SF investigates whether Uber, Lyft are public nuisances
San Francisco City Attorney Dennis Herrera is seeking a court order requiring officials with Uber and Lyft to provide information to allow him to determine whether the companies are a public nuisance to the city’s residents and workers, his office announced Friday.
Herrera’s office issued subpoenas June 5 to get the information and six weeks later neither company has provided it.
But Uber officials said they sent a letter about the request on June 20 and met with prosecutors July 14. Then prosecutors asked on July 18 for all the data and wanted it the following day.
But Herrera’s spokesman John Cote said both companies had six weeks to provide the information, not one day.
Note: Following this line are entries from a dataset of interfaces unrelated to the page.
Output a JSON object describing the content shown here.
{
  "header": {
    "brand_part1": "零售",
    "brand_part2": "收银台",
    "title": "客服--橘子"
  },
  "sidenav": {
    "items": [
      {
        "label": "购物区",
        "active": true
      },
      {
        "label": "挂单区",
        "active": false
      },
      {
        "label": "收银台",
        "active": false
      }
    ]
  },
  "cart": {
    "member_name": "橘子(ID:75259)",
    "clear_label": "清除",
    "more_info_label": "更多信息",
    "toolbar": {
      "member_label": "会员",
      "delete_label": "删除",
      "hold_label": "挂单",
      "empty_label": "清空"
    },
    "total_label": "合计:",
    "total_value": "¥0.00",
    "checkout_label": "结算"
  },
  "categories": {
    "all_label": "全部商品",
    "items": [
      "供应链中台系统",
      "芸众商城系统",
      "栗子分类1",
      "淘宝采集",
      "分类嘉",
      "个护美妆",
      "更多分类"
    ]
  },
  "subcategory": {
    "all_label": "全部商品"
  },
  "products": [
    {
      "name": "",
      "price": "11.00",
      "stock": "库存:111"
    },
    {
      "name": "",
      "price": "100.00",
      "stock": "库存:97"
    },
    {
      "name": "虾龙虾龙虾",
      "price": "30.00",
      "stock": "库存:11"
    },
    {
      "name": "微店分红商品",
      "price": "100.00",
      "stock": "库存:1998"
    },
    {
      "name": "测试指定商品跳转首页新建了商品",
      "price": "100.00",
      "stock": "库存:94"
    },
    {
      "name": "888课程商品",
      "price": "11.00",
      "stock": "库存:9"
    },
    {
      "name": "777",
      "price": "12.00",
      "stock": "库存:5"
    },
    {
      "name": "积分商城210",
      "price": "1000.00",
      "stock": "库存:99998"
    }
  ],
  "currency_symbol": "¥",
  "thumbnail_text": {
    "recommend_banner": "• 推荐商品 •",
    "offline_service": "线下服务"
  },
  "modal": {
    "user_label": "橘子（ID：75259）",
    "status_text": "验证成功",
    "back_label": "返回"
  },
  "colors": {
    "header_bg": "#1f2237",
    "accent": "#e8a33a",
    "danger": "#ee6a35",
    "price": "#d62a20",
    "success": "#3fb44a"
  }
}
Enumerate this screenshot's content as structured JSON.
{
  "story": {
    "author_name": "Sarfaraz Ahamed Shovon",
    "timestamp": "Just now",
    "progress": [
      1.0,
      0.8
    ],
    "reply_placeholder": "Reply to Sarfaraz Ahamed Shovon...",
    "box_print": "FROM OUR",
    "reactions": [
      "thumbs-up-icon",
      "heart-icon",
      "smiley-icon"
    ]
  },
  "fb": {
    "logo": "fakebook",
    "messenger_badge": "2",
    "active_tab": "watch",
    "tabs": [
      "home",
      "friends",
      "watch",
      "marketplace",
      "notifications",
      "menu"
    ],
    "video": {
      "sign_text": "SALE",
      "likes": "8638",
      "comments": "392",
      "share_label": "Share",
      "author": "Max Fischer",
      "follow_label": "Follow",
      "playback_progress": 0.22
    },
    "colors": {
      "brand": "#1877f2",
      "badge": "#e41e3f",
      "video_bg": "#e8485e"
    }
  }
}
Lyft officials issued a statement that said they were working with prosecutors as late as Thursday night.
In the statement, Lyft officials said:
“But demanding enormous amounts of people’s private information — more than has ever been requested by any other city in which we operate — while refusing to take basic steps to protect this personal data is unprecedented, baffling and simply a step too far.”
An Uber spokesman said in a statement the company remains “open to working with city leaders willing to take a holistic approach” to improving transportation in San Francisco:
“We are working with the city attorney’s office to better understand their concerns. We informed them that we are willing to provide them information to address those concerns. We hope to come to an agreement on the handling of confidential information and we are committed to working together on these important issues.”
Cote noted the companies’ concerns about the confidentiality of their information, but again they have had six weeks to draft that too.
Uber officials said attorneys for the company were working on the agreement, while Lyft officials did not say when they hope to have an agreement written.
Cote provided a couple of examples of how the companies could be a public nuisance and said there are legal definitions for it.
Herrera wants to know, for example, whether Uber charges more in some neighborhoods than others or whether the companies are complying with laws for access by people with disabilities. Cote also asked whether the app is useable for blind or deaf people.
Herrera is looking into reports that drivers from as far away as Los Angeles and Fresno are coming to San Francisco to work.
The drivers may be driving on little sleep on unfamiliar roads in unfamiliar weather.
Herrera said in a statement:
“There’s no question that Uber and Lyft offer convenience. But convenience for some cannot trump the rights of every San Francisco resident and visitor, including the safe enjoyment of our roads and bike lanes. I’m trying to strike the right balance here.”